The next fish to hit was a three foot Barracuda on the green slant nose bait which I let go with the extra long set of needle nose pliers.  We are still scared of ciguatera poisoning in reef fish and let them all go…..  Less than an hour later greenie (not so green anymore) gets hit again!  I could tell right away that this fish was a monster by the way the line was singing off the reel!  We quickly rolled up the sail and turned away from the reef and the fight was on!

We had the fish gaffed after 30 minutes and to our amazement had landed a 80 pound Yellow Fin Tuna!   It had been a long time since we had seen a fish of this size on Downtime and who would of thunk greenie would have pulled out a fish this big after 4 years of laying low?
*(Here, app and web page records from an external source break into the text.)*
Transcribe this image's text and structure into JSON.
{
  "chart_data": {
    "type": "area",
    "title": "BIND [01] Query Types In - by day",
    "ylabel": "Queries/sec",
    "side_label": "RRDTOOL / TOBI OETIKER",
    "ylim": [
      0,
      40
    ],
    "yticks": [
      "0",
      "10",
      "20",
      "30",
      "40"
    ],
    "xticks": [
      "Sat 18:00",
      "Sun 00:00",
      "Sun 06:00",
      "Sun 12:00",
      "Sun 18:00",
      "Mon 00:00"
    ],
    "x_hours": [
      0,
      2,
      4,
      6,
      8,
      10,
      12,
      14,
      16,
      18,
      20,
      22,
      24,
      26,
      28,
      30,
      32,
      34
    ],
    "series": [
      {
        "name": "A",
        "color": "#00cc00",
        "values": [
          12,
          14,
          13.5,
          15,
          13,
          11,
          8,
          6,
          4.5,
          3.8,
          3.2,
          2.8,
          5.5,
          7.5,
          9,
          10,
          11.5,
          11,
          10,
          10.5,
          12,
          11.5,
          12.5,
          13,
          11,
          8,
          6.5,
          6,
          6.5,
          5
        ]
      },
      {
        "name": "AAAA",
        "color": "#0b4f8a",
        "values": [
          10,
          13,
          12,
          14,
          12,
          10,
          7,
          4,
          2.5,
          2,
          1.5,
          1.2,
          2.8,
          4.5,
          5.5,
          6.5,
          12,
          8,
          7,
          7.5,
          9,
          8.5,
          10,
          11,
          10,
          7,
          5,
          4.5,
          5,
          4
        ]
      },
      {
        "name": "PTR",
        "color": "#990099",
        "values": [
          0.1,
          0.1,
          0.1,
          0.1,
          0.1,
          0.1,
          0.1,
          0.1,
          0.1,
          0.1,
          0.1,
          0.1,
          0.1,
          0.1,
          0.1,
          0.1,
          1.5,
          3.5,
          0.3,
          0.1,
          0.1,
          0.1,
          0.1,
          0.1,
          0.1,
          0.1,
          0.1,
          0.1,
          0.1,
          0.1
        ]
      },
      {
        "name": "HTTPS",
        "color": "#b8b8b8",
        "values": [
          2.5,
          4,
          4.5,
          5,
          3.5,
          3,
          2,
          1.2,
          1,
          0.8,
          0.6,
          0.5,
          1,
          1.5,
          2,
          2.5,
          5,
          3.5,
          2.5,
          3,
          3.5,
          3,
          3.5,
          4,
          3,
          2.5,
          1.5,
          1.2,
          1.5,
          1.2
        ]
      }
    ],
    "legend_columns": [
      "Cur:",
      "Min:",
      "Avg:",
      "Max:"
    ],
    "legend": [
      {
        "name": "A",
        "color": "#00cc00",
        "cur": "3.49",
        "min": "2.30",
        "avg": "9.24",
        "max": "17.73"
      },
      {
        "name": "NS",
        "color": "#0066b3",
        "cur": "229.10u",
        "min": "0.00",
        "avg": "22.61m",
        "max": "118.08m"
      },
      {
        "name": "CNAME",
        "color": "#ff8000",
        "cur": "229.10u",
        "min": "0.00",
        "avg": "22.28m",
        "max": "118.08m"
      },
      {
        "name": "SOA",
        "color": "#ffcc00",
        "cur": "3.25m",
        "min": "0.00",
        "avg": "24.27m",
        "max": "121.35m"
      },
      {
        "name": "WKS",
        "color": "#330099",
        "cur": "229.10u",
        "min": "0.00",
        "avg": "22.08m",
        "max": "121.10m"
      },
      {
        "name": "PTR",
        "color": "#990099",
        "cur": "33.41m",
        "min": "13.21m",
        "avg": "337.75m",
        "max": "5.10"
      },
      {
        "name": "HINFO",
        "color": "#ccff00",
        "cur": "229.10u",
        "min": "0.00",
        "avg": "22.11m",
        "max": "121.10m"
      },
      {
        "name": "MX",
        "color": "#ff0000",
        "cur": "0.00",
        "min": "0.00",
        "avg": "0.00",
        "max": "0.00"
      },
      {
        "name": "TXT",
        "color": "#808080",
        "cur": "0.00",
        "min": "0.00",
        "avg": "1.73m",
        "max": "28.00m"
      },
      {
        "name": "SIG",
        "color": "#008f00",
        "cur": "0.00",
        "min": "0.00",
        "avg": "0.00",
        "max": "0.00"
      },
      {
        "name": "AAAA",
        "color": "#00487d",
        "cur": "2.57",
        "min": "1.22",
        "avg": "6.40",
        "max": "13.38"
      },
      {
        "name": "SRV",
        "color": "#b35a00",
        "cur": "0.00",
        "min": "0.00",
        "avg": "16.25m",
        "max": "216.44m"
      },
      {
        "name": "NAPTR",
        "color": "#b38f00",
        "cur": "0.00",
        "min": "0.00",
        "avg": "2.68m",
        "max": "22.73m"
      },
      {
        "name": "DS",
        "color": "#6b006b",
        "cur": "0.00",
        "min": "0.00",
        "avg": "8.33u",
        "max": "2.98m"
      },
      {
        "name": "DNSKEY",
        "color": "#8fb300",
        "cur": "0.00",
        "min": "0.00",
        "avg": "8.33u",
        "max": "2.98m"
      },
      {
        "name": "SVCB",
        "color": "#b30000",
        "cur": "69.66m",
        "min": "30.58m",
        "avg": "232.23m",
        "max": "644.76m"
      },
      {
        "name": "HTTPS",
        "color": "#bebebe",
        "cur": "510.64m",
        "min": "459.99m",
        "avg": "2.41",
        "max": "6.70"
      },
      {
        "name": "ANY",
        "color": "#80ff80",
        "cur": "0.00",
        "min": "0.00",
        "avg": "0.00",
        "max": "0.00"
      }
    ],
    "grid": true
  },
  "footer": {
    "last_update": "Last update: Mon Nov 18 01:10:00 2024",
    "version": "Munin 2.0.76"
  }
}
We were just a mile or so from the pass and had blood dripping off the back of Downtime as we entered the channel that we would anchor in.  Daria kept telling me to look at all big fish in the water and when I did I said: “ silly them ain’t fish them are sharks!” We set the anchor and I began cleaning the fish and we had no less than 20 sharks waiting behind the boat, something we had not seen since the Tuamutos.
After the fish was cleaned the fun began! I had a bucket full of fish parts and we started feeding the sharks!  This was scary at times since the back steps on Downtime go right to water level and we thought a shark was going to swim up on the step at any moment and take a bite out of our ankles!  We took some great pictures and will remember this spot forever.

We had a 2 day sail ahead of us and done what any sailor would do in his last day at anchor…broke out the beer and wine and celebrated life!

We spent just two short months in the Marshals but will remember all our new friends for a lifetime.  James Bond and his family on Tubal, Joe on likiep and many others that we so welcoming and made our stay so enjoyable.  The people here have a tough life living on small isolated islands in an ever changing world where the price of a gallon of gas directly affects the amount of fish they will be able to catch and the transportation cost of their only marketable crop, copra.

In our next adventure we sail back towards the equator and the island of Kosrae in Micronesia!

Until then, Peace!

Pete and Daria